• _Task objective_: Copy out the data that comes next, character for character, and leave the images aside.

(Stored items from a collection)
=====

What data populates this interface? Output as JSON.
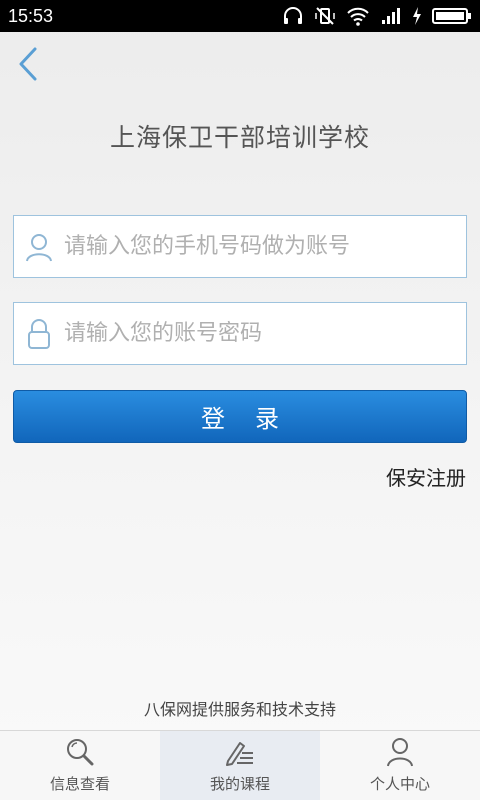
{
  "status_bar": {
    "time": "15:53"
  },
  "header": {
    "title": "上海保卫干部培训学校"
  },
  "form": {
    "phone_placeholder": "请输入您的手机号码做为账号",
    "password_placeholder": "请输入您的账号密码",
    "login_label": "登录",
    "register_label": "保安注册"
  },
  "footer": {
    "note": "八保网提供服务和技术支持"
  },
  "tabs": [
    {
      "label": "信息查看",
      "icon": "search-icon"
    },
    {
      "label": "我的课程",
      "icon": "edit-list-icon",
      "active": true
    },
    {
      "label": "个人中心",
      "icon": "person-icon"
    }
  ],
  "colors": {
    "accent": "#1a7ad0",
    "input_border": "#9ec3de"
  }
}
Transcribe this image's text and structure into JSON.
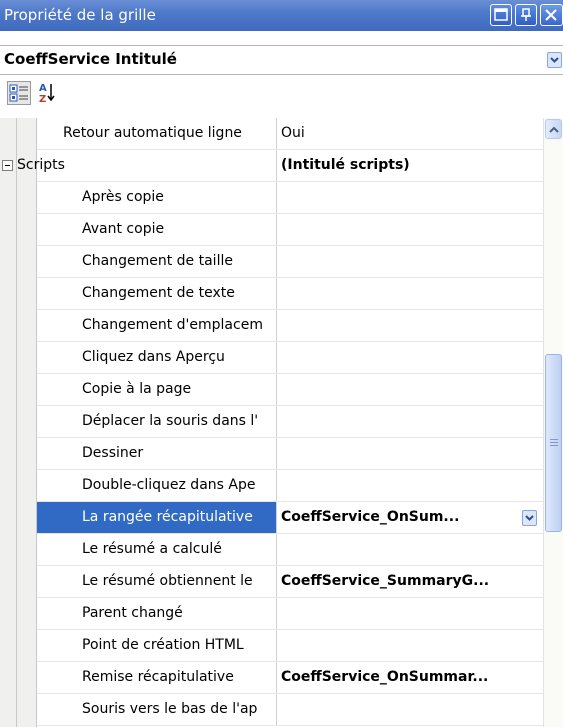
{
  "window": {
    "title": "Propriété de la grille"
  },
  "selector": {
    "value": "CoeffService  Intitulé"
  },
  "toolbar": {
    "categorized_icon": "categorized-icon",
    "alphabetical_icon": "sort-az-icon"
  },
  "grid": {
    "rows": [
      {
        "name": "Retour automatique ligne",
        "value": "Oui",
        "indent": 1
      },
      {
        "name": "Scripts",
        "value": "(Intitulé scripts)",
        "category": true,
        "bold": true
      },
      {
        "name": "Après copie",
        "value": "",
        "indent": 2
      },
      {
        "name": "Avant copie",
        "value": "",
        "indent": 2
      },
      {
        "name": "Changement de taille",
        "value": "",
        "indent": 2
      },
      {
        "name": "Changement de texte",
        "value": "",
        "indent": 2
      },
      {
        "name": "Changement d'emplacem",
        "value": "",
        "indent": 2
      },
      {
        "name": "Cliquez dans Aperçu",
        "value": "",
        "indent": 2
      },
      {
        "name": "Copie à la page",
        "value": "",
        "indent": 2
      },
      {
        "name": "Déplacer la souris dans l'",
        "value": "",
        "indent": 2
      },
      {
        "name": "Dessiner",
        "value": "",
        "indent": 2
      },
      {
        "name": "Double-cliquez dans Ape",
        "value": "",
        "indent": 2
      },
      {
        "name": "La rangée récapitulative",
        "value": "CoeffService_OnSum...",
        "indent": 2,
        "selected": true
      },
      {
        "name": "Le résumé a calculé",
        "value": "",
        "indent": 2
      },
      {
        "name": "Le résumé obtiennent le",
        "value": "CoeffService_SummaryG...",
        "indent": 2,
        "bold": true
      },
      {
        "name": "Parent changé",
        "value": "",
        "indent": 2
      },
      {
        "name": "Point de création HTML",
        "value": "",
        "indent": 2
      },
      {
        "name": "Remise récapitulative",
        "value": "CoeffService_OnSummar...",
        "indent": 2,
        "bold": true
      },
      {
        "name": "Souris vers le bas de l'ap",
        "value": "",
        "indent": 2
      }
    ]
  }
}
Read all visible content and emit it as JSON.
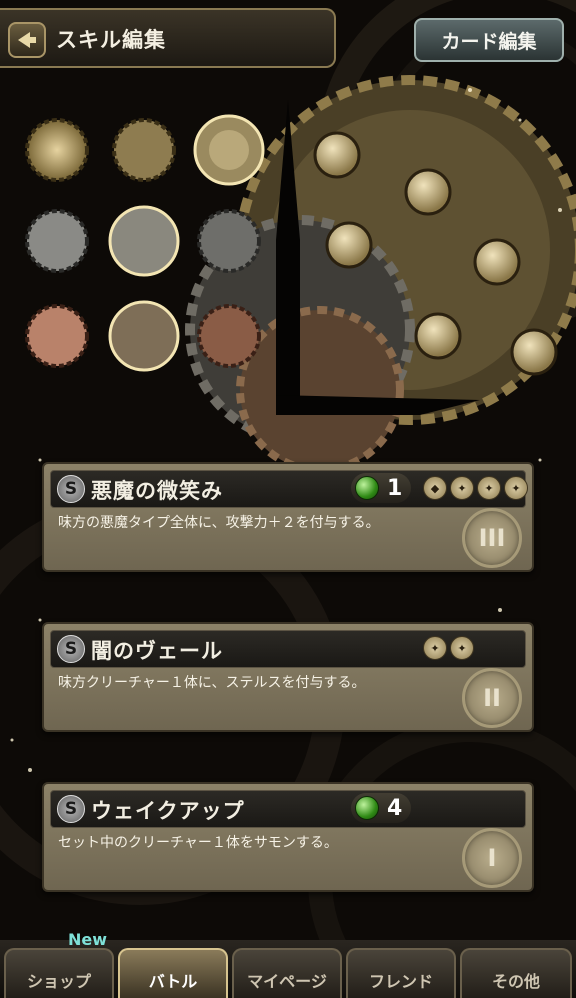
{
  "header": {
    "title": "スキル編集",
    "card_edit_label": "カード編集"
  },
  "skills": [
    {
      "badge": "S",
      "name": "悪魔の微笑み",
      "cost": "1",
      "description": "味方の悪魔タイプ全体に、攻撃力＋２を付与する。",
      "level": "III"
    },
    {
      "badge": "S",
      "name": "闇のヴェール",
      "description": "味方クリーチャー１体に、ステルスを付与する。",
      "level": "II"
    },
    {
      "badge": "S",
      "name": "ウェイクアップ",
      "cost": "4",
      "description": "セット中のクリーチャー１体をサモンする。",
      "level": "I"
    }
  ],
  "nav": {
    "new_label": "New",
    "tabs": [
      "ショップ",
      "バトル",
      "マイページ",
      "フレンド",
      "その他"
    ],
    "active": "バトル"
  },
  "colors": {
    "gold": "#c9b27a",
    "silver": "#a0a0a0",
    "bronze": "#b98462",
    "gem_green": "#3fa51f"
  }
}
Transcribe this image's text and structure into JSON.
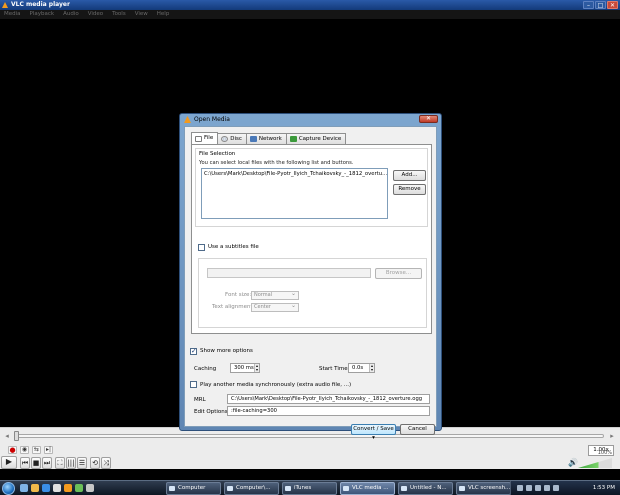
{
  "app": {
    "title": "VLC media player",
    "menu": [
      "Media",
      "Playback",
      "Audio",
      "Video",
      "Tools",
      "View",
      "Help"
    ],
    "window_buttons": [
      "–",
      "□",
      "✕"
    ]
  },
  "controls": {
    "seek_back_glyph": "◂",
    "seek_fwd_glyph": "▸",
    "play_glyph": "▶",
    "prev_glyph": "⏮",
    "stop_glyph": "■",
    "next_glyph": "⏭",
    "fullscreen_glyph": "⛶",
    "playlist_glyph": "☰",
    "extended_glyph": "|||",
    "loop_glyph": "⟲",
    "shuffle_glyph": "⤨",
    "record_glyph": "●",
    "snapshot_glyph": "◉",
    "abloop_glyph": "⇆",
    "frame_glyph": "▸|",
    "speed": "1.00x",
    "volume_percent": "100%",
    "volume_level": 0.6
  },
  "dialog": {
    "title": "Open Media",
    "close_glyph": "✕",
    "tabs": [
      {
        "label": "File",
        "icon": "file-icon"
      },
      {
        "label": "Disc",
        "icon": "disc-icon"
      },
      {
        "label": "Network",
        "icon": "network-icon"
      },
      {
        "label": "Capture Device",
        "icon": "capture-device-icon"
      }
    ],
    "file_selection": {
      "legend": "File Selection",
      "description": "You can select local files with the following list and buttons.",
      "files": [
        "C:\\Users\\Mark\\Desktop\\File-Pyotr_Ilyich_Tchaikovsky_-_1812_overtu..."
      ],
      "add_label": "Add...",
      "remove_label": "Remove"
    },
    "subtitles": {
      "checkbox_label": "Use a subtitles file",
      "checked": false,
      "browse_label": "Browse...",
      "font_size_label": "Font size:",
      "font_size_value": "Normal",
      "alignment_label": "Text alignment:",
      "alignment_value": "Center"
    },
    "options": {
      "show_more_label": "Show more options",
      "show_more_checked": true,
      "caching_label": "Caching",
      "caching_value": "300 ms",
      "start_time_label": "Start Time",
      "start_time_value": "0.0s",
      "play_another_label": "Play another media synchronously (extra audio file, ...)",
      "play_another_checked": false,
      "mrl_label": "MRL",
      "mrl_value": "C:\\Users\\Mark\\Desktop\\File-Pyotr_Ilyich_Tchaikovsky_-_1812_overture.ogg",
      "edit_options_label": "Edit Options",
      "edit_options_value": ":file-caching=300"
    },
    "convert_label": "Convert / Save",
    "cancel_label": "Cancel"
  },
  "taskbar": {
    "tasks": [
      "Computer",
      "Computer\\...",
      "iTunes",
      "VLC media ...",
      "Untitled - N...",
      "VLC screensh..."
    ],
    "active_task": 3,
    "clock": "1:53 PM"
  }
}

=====

• _Answer_:
What data populates this interface? Output as JSON.
{
  "status_bar": {
    "time": "15:53"
  },
  "header": {
    "title": "上海保卫干部培训学校"
  },
  "form": {
    "phone_placeholder": "请输入您的手机号码做为账号",
    "password_placeholder": "请输入您的账号密码",
    "login_label": "登录",
    "register_label": "保安注册"
  },
  "footer": {
    "note": "八保网提供服务和技术支持"
  },
  "tabs": [
    {
      "label": "信息查看",
      "icon": "search-icon"
    },
    {
      "label": "我的课程",
      "icon": "edit-list-icon",
      "active": true
    },
    {
      "label": "个人中心",
      "icon": "person-icon"
    }
  ],
  "colors": {
    "accent": "#1a7ad0",
    "input_border": "#9ec3de"
  }
}
Transcribe this image's text and structure into JSON.
{
  "window": {
    "title": "Propriété de la grille"
  },
  "selector": {
    "value": "CoeffService  Intitulé"
  },
  "toolbar": {
    "categorized_icon": "categorized-icon",
    "alphabetical_icon": "sort-az-icon"
  },
  "grid": {
    "rows": [
      {
        "name": "Retour automatique ligne",
        "value": "Oui",
        "indent": 1
      },
      {
        "name": "Scripts",
        "value": "(Intitulé scripts)",
        "category": true,
        "bold": true
      },
      {
        "name": "Après copie",
        "value": "",
        "indent": 2
      },
      {
        "name": "Avant copie",
        "value": "",
        "indent": 2
      },
      {
        "name": "Changement de taille",
        "value": "",
        "indent": 2
      },
      {
        "name": "Changement de texte",
        "value": "",
        "indent": 2
      },
      {
        "name": "Changement d'emplacem",
        "value": "",
        "indent": 2
      },
      {
        "name": "Cliquez dans Aperçu",
        "value": "",
        "indent": 2
      },
      {
        "name": "Copie à la page",
        "value": "",
        "indent": 2
      },
      {
        "name": "Déplacer la souris dans l'",
        "value": "",
        "indent": 2
      },
      {
        "name": "Dessiner",
        "value": "",
        "indent": 2
      },
      {
        "name": "Double-cliquez dans Ape",
        "value": "",
        "indent": 2
      },
      {
        "name": "La rangée récapitulative",
        "value": "CoeffService_OnSum...",
        "indent": 2,
        "selected": true
      },
      {
        "name": "Le résumé a calculé",
        "value": "",
        "indent": 2
      },
      {
        "name": "Le résumé obtiennent le",
        "value": "CoeffService_SummaryG...",
        "indent": 2,
        "bold": true
      },
      {
        "name": "Parent changé",
        "value": "",
        "indent": 2
      },
      {
        "name": "Point de création HTML",
        "value": "",
        "indent": 2
      },
      {
        "name": "Remise récapitulative",
        "value": "CoeffService_OnSummar...",
        "indent": 2,
        "bold": true
      },
      {
        "name": "Souris vers le bas de l'ap",
        "value": "",
        "indent": 2
      }
    ]
  }
}
Read all visible content and emit it as JSON.
{
  "header": {
    "title": "スキル編集",
    "card_edit_label": "カード編集"
  },
  "skills": [
    {
      "badge": "S",
      "name": "悪魔の微笑み",
      "cost": "1",
      "description": "味方の悪魔タイプ全体に、攻撃力＋２を付与する。",
      "level": "III"
    },
    {
      "badge": "S",
      "name": "闇のヴェール",
      "description": "味方クリーチャー１体に、ステルスを付与する。",
      "level": "II"
    },
    {
      "badge": "S",
      "name": "ウェイクアップ",
      "cost": "4",
      "description": "セット中のクリーチャー１体をサモンする。",
      "level": "I"
    }
  ],
  "nav": {
    "new_label": "New",
    "tabs": [
      "ショップ",
      "バトル",
      "マイページ",
      "フレンド",
      "その他"
    ],
    "active": "バトル"
  },
  "colors": {
    "gold": "#c9b27a",
    "silver": "#a0a0a0",
    "bronze": "#b98462",
    "gem_green": "#3fa51f"
  }
}
Transcribe this image's text and structure into JSON.
{
  "app": {
    "title": "VLC media player",
    "menu": [
      "Media",
      "Playback",
      "Audio",
      "Video",
      "Tools",
      "View",
      "Help"
    ],
    "window_buttons": [
      "–",
      "□",
      "✕"
    ]
  },
  "controls": {
    "seek_back_glyph": "◂",
    "seek_fwd_glyph": "▸",
    "play_glyph": "▶",
    "prev_glyph": "⏮",
    "stop_glyph": "■",
    "next_glyph": "⏭",
    "fullscreen_glyph": "⛶",
    "playlist_glyph": "☰",
    "extended_glyph": "|||",
    "loop_glyph": "⟲",
    "shuffle_glyph": "⤨",
    "record_glyph": "●",
    "snapshot_glyph": "◉",
    "abloop_glyph": "⇆",
    "frame_glyph": "▸|",
    "speed": "1.00x",
    "volume_percent": "100%",
    "volume_level": 0.6
  },
  "dialog": {
    "title": "Open Media",
    "close_glyph": "✕",
    "tabs": [
      {
        "label": "File",
        "icon": "file-icon"
      },
      {
        "label": "Disc",
        "icon": "disc-icon"
      },
      {
        "label": "Network",
        "icon": "network-icon"
      },
      {
        "label": "Capture Device",
        "icon": "capture-device-icon"
      }
    ],
    "file_selection": {
      "legend": "File Selection",
      "description": "You can select local files with the following list and buttons.",
      "files": [
        "C:\\Users\\Mark\\Desktop\\File-Pyotr_Ilyich_Tchaikovsky_-_1812_overtu..."
      ],
      "add_label": "Add...",
      "remove_label": "Remove"
    },
    "subtitles": {
      "checkbox_label": "Use a subtitles file",
      "checked": false,
      "browse_label": "Browse...",
      "font_size_label": "Font size:",
      "font_size_value": "Normal",
      "alignment_label": "Text alignment:",
      "alignment_value": "Center"
    },
    "options": {
      "show_more_label": "Show more options",
      "show_more_checked": true,
      "caching_label": "Caching",
      "caching_value": "300 ms",
      "start_time_label": "Start Time",
      "start_time_value": "0.0s",
      "play_another_label": "Play another media synchronously (extra audio file, ...)",
      "play_another_checked": false,
      "mrl_label": "MRL",
      "mrl_value": "C:\\Users\\Mark\\Desktop\\File-Pyotr_Ilyich_Tchaikovsky_-_1812_overture.ogg",
      "edit_options_label": "Edit Options",
      "edit_options_value": ":file-caching=300"
    },
    "convert_label": "Convert / Save",
    "cancel_label": "Cancel"
  },
  "taskbar": {
    "tasks": [
      "Computer",
      "Computer\\...",
      "iTunes",
      "VLC media ...",
      "Untitled - N...",
      "VLC screensh..."
    ],
    "active_task": 3,
    "clock": "1:53 PM"
  }
}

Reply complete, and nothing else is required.